═══ Records for the exercise ═══

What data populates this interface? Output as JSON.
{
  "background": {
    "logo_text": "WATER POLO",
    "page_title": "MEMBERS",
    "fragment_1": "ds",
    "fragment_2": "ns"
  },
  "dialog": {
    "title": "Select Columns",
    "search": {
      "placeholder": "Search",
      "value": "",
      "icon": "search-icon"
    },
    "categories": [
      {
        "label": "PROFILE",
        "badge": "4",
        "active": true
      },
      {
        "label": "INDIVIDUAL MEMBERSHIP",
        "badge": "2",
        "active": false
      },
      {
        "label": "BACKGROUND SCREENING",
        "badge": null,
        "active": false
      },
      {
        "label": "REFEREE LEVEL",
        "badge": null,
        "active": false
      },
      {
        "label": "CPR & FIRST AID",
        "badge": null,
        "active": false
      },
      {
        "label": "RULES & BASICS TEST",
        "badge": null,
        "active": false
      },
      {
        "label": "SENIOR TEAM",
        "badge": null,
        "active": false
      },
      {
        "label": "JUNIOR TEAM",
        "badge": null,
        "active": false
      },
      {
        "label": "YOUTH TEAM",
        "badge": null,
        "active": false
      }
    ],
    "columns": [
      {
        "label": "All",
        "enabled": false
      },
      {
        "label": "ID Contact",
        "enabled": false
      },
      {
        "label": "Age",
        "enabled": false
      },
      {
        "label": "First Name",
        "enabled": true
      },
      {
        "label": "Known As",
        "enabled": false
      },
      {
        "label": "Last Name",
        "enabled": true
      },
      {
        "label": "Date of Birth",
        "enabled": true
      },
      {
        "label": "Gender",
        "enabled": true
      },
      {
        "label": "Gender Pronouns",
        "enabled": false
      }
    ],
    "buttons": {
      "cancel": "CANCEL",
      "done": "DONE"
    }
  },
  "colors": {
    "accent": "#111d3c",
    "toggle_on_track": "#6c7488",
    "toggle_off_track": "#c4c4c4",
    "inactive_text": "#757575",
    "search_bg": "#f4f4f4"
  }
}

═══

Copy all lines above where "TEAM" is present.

        "label": "SENIOR TEAM",
        "label": "JUNIOR TEAM",
        "label": "YOUTH TEAM",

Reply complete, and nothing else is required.